You’ll see this kind of ending a lot in series — like Harry Potter and The Hunger Games.
You don’t want your reader to really feel an ending until the last book in the set. Otherwise, they won’t feel a need to move right on to the next installment.
That said, the name for this ending is a bit misleading because the main problem of the particular novel in a series can be resolved by its end. It’s just that the bigger problem in the larger story is still there.
The protagonist’s work isn’t done yet. There’s more story to tell.
8. The Resolved Ending
This ending solves the problem, finishes the quest, or otherwise ties everything all together with a neat little bow.
This kind of ending doesn’t leave any loose plot threads hanging, but it doesn’t necessarily end things in a way that leaves the reader sighing happily.
Ideally, though, you want a resolution that leaves your reader satisfied. What was broken is fixed. The crisis is no more. The protagonist is in a better place.
The resolution should feel believable, though — not forced or pulled out of nowhere. You don’t want to insult your reader’s intelligence. No one wants to get to the end of a story and find it resolved by the main character waking up and sighing with relief.
Don’t do that to your characters. They’re capable of so much more.
9. The Expanded Ending
Like an epilogue, this type of ending explores what happens to the characters beyond the end of the main story.
After all, the end of a story can still leave questions in your reader’s mind:
- What happens now that the main conflict in the main character’s life is resolved?
- Do the two main characters live happily together?
- What happens long-term as a result of the main character’s actions?
- What kind of life do the most impactful characters have years down the road?
- Could the antagonist in the story have a redemption arc?
How do you see your most important characters living a year after the main conflict’s resolution? Whose lives improve and whose lives remain much as they are? Who suffers the most as a result of the main character’s actions?
And could this lead to another story involving these characters?
Now that you know how to end a short story or novel in a way that leaves your readers craving more of your work, why not take some time today to play with one of them?
Take a story that’s a work in progress and free-write an ending that fits one of the types described above.
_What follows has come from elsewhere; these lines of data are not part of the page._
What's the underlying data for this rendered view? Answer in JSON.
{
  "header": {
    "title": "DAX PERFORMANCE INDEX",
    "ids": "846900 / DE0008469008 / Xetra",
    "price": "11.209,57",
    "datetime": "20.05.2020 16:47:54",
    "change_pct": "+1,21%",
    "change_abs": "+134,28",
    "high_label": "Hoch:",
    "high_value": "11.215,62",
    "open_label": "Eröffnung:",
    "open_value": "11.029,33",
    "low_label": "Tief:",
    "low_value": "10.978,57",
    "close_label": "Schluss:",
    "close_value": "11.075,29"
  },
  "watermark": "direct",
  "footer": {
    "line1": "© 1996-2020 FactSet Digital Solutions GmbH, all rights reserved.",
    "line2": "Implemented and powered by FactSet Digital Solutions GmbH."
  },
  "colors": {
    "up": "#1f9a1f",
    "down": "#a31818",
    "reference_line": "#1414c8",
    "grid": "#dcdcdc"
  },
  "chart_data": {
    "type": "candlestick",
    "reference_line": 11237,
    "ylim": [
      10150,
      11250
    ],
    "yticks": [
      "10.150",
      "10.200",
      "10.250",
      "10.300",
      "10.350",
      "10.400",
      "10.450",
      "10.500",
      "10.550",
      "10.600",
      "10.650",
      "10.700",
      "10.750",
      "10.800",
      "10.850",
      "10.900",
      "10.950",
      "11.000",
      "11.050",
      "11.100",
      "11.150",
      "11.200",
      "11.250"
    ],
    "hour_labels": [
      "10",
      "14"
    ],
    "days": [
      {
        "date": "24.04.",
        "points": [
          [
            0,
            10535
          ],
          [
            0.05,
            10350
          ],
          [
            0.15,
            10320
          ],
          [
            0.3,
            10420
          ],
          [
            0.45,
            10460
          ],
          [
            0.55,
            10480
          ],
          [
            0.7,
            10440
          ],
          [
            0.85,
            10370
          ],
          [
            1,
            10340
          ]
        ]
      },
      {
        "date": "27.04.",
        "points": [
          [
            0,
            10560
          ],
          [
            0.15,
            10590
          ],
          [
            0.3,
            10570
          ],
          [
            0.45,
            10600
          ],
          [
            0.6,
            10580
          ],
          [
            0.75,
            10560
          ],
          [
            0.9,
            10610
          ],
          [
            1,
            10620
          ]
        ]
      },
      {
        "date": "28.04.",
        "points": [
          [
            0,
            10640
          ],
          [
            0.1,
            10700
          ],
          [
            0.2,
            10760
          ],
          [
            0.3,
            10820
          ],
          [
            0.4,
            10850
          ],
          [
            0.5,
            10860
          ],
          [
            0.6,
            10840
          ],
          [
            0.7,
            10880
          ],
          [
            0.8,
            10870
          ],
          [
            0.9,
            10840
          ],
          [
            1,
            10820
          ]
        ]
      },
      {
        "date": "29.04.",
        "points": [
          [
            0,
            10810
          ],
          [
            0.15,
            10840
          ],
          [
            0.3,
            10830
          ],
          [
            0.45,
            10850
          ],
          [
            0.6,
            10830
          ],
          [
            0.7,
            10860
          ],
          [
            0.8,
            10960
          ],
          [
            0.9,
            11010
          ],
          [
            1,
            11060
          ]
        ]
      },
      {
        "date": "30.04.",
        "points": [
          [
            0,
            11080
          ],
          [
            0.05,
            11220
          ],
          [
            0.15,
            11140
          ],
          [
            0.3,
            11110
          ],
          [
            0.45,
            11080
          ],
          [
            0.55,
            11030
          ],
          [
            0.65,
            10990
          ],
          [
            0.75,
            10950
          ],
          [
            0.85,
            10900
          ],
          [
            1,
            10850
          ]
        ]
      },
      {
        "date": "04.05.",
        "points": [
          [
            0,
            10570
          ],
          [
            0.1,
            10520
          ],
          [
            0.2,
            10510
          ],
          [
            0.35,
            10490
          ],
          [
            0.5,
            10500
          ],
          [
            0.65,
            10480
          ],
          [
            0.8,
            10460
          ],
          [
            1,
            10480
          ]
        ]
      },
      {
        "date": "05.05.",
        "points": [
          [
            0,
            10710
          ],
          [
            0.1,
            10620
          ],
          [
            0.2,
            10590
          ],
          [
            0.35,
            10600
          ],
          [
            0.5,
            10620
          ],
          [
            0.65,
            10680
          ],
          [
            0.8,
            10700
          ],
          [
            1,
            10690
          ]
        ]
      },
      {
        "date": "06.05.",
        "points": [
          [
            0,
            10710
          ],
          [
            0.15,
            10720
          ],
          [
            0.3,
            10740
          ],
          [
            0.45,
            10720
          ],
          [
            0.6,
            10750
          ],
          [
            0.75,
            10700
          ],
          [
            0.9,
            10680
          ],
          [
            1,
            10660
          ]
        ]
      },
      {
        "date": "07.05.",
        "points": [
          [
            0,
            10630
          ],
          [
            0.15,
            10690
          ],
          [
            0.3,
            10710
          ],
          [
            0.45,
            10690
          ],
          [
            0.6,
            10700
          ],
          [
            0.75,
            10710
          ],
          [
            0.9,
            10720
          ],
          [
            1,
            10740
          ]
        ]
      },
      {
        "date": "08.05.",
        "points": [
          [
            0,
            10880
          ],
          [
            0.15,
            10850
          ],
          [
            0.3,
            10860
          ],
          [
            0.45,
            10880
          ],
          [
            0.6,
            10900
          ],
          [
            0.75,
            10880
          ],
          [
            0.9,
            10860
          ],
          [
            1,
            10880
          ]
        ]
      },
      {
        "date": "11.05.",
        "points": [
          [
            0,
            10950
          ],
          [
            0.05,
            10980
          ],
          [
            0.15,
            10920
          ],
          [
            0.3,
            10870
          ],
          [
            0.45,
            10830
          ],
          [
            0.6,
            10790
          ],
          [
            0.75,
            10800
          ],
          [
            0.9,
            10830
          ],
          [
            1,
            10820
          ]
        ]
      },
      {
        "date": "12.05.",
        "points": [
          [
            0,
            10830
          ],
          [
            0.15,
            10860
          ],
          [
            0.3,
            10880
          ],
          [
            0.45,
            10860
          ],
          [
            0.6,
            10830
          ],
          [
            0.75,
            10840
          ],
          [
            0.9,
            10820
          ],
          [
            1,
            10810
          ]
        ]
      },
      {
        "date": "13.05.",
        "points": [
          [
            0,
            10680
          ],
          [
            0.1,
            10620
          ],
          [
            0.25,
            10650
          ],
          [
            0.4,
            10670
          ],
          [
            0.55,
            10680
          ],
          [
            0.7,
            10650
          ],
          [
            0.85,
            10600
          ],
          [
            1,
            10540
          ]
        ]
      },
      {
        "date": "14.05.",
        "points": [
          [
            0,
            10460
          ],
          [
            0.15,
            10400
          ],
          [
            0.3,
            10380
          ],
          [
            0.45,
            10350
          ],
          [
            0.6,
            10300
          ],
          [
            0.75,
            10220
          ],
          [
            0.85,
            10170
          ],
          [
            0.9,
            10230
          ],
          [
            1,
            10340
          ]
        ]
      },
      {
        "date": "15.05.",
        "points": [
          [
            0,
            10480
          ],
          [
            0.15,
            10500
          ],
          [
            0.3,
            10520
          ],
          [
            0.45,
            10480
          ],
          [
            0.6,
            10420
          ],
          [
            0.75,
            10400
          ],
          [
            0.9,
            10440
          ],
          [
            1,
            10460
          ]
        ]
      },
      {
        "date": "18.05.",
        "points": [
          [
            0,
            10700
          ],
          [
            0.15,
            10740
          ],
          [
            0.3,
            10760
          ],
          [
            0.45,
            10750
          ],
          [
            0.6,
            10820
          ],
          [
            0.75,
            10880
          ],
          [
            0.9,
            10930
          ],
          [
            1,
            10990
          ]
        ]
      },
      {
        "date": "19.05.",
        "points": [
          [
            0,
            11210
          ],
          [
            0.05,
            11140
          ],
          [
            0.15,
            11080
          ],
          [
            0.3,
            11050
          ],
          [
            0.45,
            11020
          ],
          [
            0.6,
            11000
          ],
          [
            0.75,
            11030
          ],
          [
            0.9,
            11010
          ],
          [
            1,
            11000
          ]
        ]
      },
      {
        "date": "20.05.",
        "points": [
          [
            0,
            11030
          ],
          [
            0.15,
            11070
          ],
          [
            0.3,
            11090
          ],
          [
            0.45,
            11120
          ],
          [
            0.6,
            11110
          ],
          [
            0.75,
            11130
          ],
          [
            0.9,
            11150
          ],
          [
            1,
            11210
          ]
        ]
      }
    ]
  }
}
Then try an alternative ending and see how differently you feel about it.